Back to Backs were typical homes during the Industrial Revolution. Their main purpose was to provide housing for the ever increasing population as thousands poured into the city to find a job or ply their trade. These houses were not for the poor, they were the main housing system of the time.
Back to Backs were only one room deep, with the main living/eating area on the main floor, along with a very small pantry, then a bedroom upstairs. There was a house in the front along a street, which shared a wall with a house in behind, facing into a courtyard. In the courtyard were toilets (outdoors of course) and a wash house for laundry. The amenities were shared by all of the people living in the set of Back to Backs. Depending on family size, this might have been 50 or more people in an 8 room complex.
Having come fresh from Kirsty's talk on Industry and the working conditions of the Industrial revolution, it was quite powerful to then see the housing conditions and lifestyle that the workers returned home to.
Then it was back to the NEC for a final once-round of the WDYTYA event before calling it a day and heading to the airport for my flight to Edinburgh.
And what an adventure that was! I had initially decided to check both bags. However, once the first was checked, the airline staff said I could take both the carry on-sized bag and the back pack into the cabin. So, saving myself £40, the decision was made. However, once I got to the gate, I realized I wasn't sure if I was violating any of the security rules with what I had willy nilly tossed in the small case this morning. It didn't take long to find out.

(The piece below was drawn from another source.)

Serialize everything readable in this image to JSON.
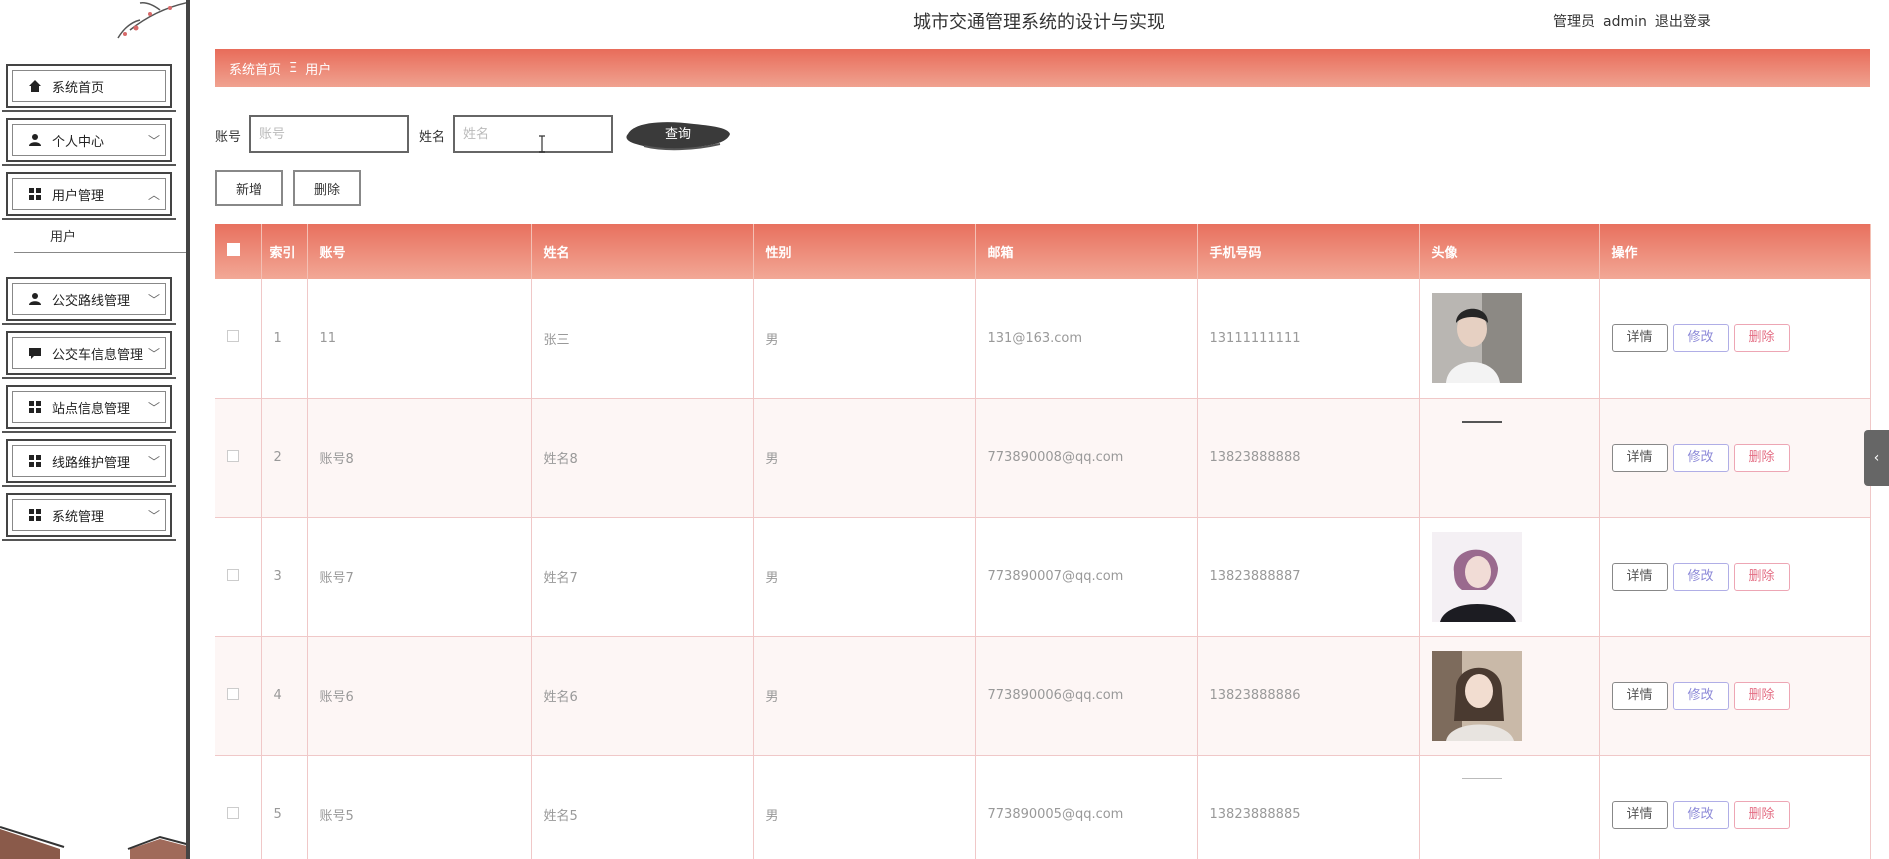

The case was kept aside and was rummaged through for liquids. GUILTY. Everything was of the right size with the exception of a brand new tube of Voltaren. I almost cried at the thought of it being confiscated. I told the security man that I needed it for arthritis. He asked if I had a prescription for it. No, it is an over the counter medication. And it is 150 mls rather than 100 mls. So much for the "value size" tube. I said, "When you get to my age, Voltaren becomes your moisturiser of choice" So a bargain was struck. He tested to make sure it really contained what the packaging said it did, and we did a trade off of hairspray for my Voltaren. Brilliant!
I was in the very last row on the plane. The man next to me was incredibly chatty. He had been at the NEC with the two men across the aisle for an optic convention. And the six rows ahead of us were from a dental convention, also at the NEC. One of the men across had an e-cigarette, which he used and the smoke blowing across the back of the plane almost set me to run for the emergency exit.
As we were approaching Edinburgh, the pilot came on with the usual " we are about to begin our descent.... the anticipated time of arrival is....and the weather in Edinburgh is...." Except it was all in SPANISH!
We landed safely and were about half way to the gate when the plane stopped and an announcement was made "As is our practice on the last flight every Saturday, we are going to do an engine check. You may hear some loud noise and feel the plane vibrate" EH? An engine check? Surely that would have made more sense before we left Birmingham. Right, can we at least get off first? Nah. After a minute or two of shaking and baking we were on our way further up the tarmac. Only to park, be escorted onto a bus (a 44 seater for 84 passengers) and driven to the terminal.
The good news is that I am now safely in Edinburgh, having experienced my first WDYTYA event. And as I await the arrival of my tour participants, I have a few hundred certificates to request of a colleague who was "loaned" 2000 credits into his ScotlandsPeople account!